In the Appendix to the Treatise of Human Nature, Hume famously recants his position on personal identity. There he confesses: “upon a strict review of the section concurring personal identity I find myself involv’d in such a labyrinth that... I neither know how to correct my former opinions, nor how to render them consistent.” By his own admission, then, something has gone wrong in Hume’s account of personal identity, something that, at least to his eyes, did not go wrong in (...) his accounts of body and necessary connection. For those accounts were not grossly inconsistent or patently absurd. The case is different, however, with personal identity. There his philosophical enterprise suffers shipwreck, and it is important to understand why. Unfortunately, however, Hume confesses that he finds his former opinions false as well as inconsistent, but neglects to specify how or why he came to this conclusion. This paper is an attempt to address just that question. (shrink)

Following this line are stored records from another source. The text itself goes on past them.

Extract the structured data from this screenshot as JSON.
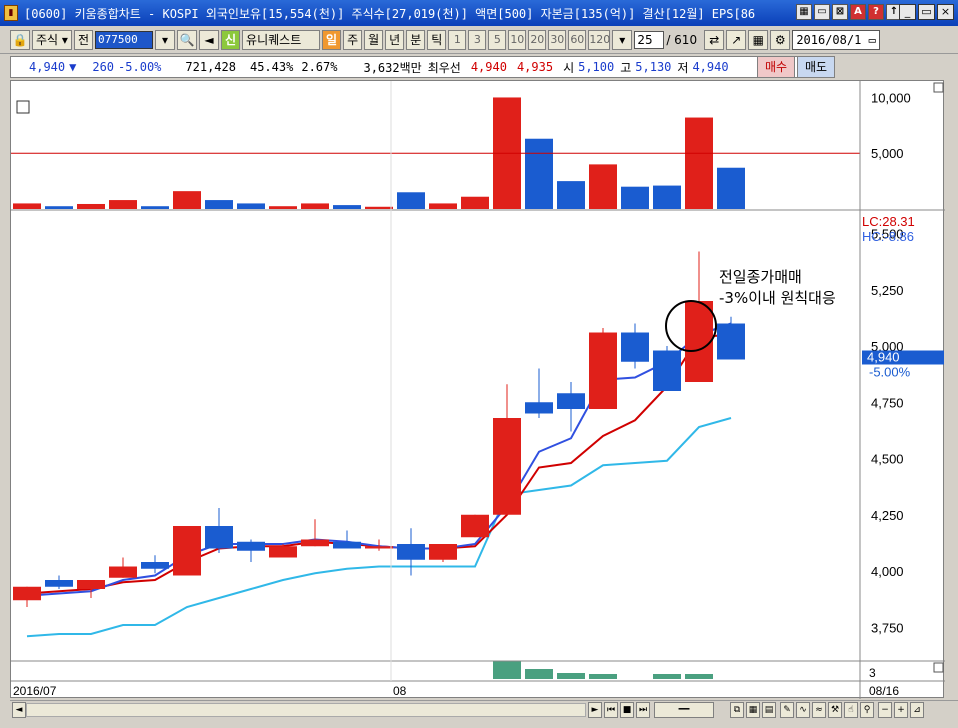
{
  "window": {
    "title": "[0600] 키움종합차트 - KOSPI 외국인보유[15,554(천)] 주식수[27,019(천)] 액면[500] 자본금[135(억)] 결산[12월] EPS[86",
    "app_icon": "chart-app-icon"
  },
  "toolbar": {
    "market_select": "주식",
    "prev_label": "전",
    "stock_code": "077500",
    "new_label": "신",
    "stock_name": "유니퀘스트",
    "period_active": "일",
    "periods": [
      "주",
      "월",
      "년",
      "분",
      "틱"
    ],
    "numbers": [
      "1",
      "3",
      "5",
      "10",
      "20",
      "30",
      "60",
      "120"
    ],
    "display_count": "25",
    "total_count": "/ 610",
    "date": "2016/08/1"
  },
  "quote": {
    "price": "4,940",
    "direction": "▼",
    "change": "260",
    "change_pct": "-5.00%",
    "volume": "721,428",
    "volume_ratio": "45.43%",
    "turnover": "2.67%",
    "amount": "3,632백만",
    "best_label": "최우선",
    "best_ask": "4,940",
    "best_bid": "4,935",
    "open_label": "시",
    "open": "5,100",
    "high_label": "고",
    "high": "5,130",
    "low_label": "저",
    "low": "4,940",
    "buy_label": "매수",
    "sell_label": "매도"
  },
  "volume_panel": {
    "axis_labels": [
      "10,000",
      "5,000"
    ],
    "bars": [
      {
        "v": 500,
        "c": "up"
      },
      {
        "v": 250,
        "c": "down"
      },
      {
        "v": 450,
        "c": "up"
      },
      {
        "v": 800,
        "c": "up"
      },
      {
        "v": 250,
        "c": "down"
      },
      {
        "v": 1600,
        "c": "up"
      },
      {
        "v": 800,
        "c": "down"
      },
      {
        "v": 500,
        "c": "down"
      },
      {
        "v": 250,
        "c": "up"
      },
      {
        "v": 500,
        "c": "up"
      },
      {
        "v": 350,
        "c": "down"
      },
      {
        "v": 200,
        "c": "up"
      },
      {
        "v": 1500,
        "c": "down"
      },
      {
        "v": 500,
        "c": "up"
      },
      {
        "v": 1100,
        "c": "up"
      },
      {
        "v": 10000,
        "c": "up"
      },
      {
        "v": 6300,
        "c": "down"
      },
      {
        "v": 2500,
        "c": "down"
      },
      {
        "v": 4000,
        "c": "up"
      },
      {
        "v": 2000,
        "c": "down"
      },
      {
        "v": 2100,
        "c": "down"
      },
      {
        "v": 8200,
        "c": "up"
      },
      {
        "v": 3700,
        "c": "down"
      }
    ],
    "ref_line": 5000
  },
  "price_panel": {
    "lc_label": "LC:28.31",
    "hc_label": "HC:-8.86",
    "axis_labels": [
      "5,500",
      "5,250",
      "5,000",
      "4,750",
      "4,500",
      "4,250",
      "4,000",
      "3,750"
    ],
    "current_price": "4,940",
    "current_change": "-5.00%",
    "annotation_line1": "전일종가매매",
    "annotation_line2": "-3%이내 원칙대응",
    "bottom_axis_label": "3"
  },
  "chart_data": {
    "type": "candlestick",
    "ylim": [
      3600,
      5600
    ],
    "candles": [
      {
        "o": 3870,
        "h": 3930,
        "l": 3840,
        "c": 3930,
        "dir": "up"
      },
      {
        "o": 3960,
        "h": 3980,
        "l": 3920,
        "c": 3930,
        "dir": "down"
      },
      {
        "o": 3920,
        "h": 3960,
        "l": 3880,
        "c": 3960,
        "dir": "up"
      },
      {
        "o": 3970,
        "h": 4060,
        "l": 3970,
        "c": 4020,
        "dir": "up"
      },
      {
        "o": 4040,
        "h": 4070,
        "l": 3990,
        "c": 4010,
        "dir": "down"
      },
      {
        "o": 3980,
        "h": 4200,
        "l": 3980,
        "c": 4200,
        "dir": "up"
      },
      {
        "o": 4200,
        "h": 4280,
        "l": 4080,
        "c": 4100,
        "dir": "down"
      },
      {
        "o": 4130,
        "h": 4140,
        "l": 4040,
        "c": 4090,
        "dir": "down"
      },
      {
        "o": 4060,
        "h": 4120,
        "l": 4060,
        "c": 4110,
        "dir": "up"
      },
      {
        "o": 4110,
        "h": 4230,
        "l": 4110,
        "c": 4140,
        "dir": "up"
      },
      {
        "o": 4130,
        "h": 4180,
        "l": 4100,
        "c": 4100,
        "dir": "down"
      },
      {
        "o": 4100,
        "h": 4140,
        "l": 4090,
        "c": 4110,
        "dir": "up"
      },
      {
        "o": 4120,
        "h": 4190,
        "l": 3980,
        "c": 4050,
        "dir": "down"
      },
      {
        "o": 4050,
        "h": 4120,
        "l": 4040,
        "c": 4120,
        "dir": "up"
      },
      {
        "o": 4150,
        "h": 4250,
        "l": 4150,
        "c": 4250,
        "dir": "up"
      },
      {
        "o": 4250,
        "h": 4830,
        "l": 4250,
        "c": 4680,
        "dir": "up"
      },
      {
        "o": 4750,
        "h": 4900,
        "l": 4680,
        "c": 4700,
        "dir": "down"
      },
      {
        "o": 4790,
        "h": 4840,
        "l": 4620,
        "c": 4720,
        "dir": "down"
      },
      {
        "o": 4720,
        "h": 5080,
        "l": 4720,
        "c": 5060,
        "dir": "up"
      },
      {
        "o": 5060,
        "h": 5100,
        "l": 4900,
        "c": 4930,
        "dir": "down"
      },
      {
        "o": 4980,
        "h": 5000,
        "l": 4800,
        "c": 4800,
        "dir": "down"
      },
      {
        "o": 4840,
        "h": 5420,
        "l": 4840,
        "c": 5200,
        "dir": "up"
      },
      {
        "o": 5100,
        "h": 5130,
        "l": 4940,
        "c": 4940,
        "dir": "down"
      }
    ],
    "ma_red": [
      3900,
      3910,
      3920,
      3950,
      3960,
      4040,
      4100,
      4110,
      4110,
      4130,
      4120,
      4110,
      4100,
      4100,
      4110,
      4250,
      4460,
      4480,
      4600,
      4670,
      4820,
      5040,
      5050
    ],
    "ma_blue": [
      3890,
      3900,
      3910,
      3960,
      3980,
      4070,
      4120,
      4120,
      4120,
      4140,
      4130,
      4110,
      4100,
      4100,
      4120,
      4290,
      4530,
      4590,
      4850,
      4860,
      4930,
      5050,
      5100
    ],
    "ma_cyan": [
      3710,
      3720,
      3720,
      3760,
      3760,
      3840,
      3880,
      3920,
      3960,
      3990,
      4010,
      4020,
      4020,
      4020,
      4020,
      4340,
      4360,
      4380,
      4470,
      4480,
      4490,
      4640,
      4680
    ],
    "x_labels": [
      "2016/07",
      "08",
      "08/16"
    ]
  },
  "colors": {
    "up": "#e0201a",
    "down": "#1a5cd0",
    "ma_red": "#d00000",
    "ma_blue": "#3050e0",
    "ma_cyan": "#30b8e8"
  }
}
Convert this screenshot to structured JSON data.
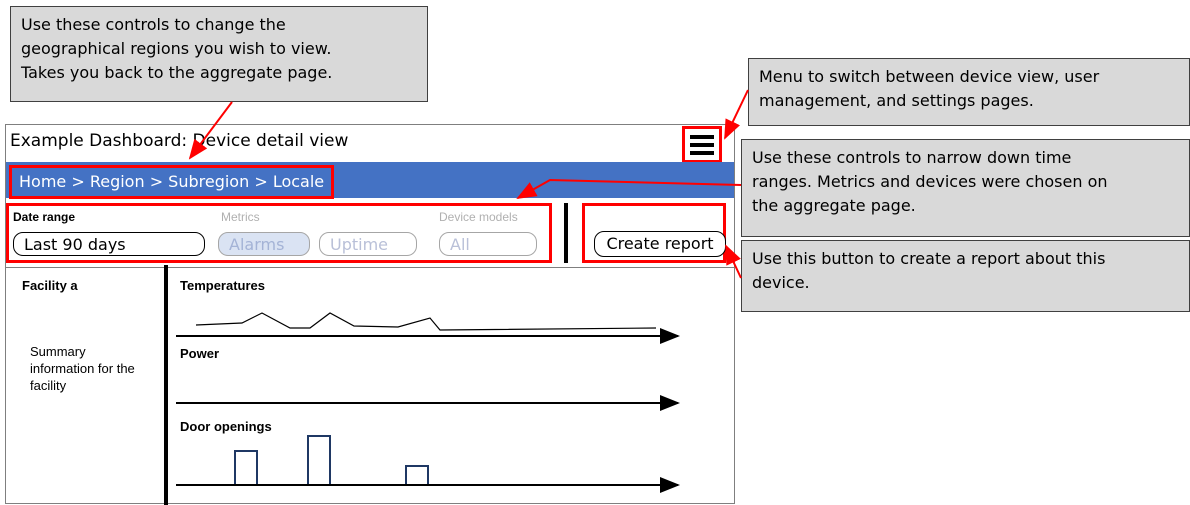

Few cross-national studies have been conducted on academic dishonesty. The aim of this study was to explore students’ disclosed levels of academic dishonesty between New Zealand and Nigeria. The measures obtained included incidence, acceptability, and justification of dishonest action. It was hypothesized that there would be differences between the two groups and that differences could be explained in terms of deontology, cultural relativism, utilitarianism, rational fair exchange, and/or response bias. There were 844 medical and health science students who participated in (...) the study and completed a questionnaire that explored incidence, acceptability, and justification of dishonest action. A binary logistic regression revealed that age and incidence were significant predictors of country allocation. Nigerian students reported more engagement in dishonest behaviors, and it is argued that these students have diverse cultural expectations, language variances, response strategies, norms, beliefs, and values. Educational interventions are essential to address concerns related to academic dishonesty such as promoting cross-cultural discourse, providing study skills programs, utilizing peer mentoring, creating formal exchange strategies, and endorsing honor codes. (shrink)
The relationship between Lexical-Functional Grammar (LFG) functional structures (f-structures) for sentences and their semanticinterpretations can be formalized in linear logic in a way thatcorrectly explains the observed interactions between quantifier scopeambiguity, bound anaphora and intensionality.Our linear-logic formalization of the compositional properties ofquantifying expressions in natural language obviates the need forspecial mechanisms, such as Cooper storage, in representing thescoping possibilities of quantifying expressions. Instead, thesemantic contribution of a quantifier is recorded as a linear-logicformula whose use in a proof will establish the (...) scope of thequantifier. Different proofs can lead to different scopes. In eachcomplete proof, the properties of linear logic ensure thatquantifiers are properly scoped. (shrink)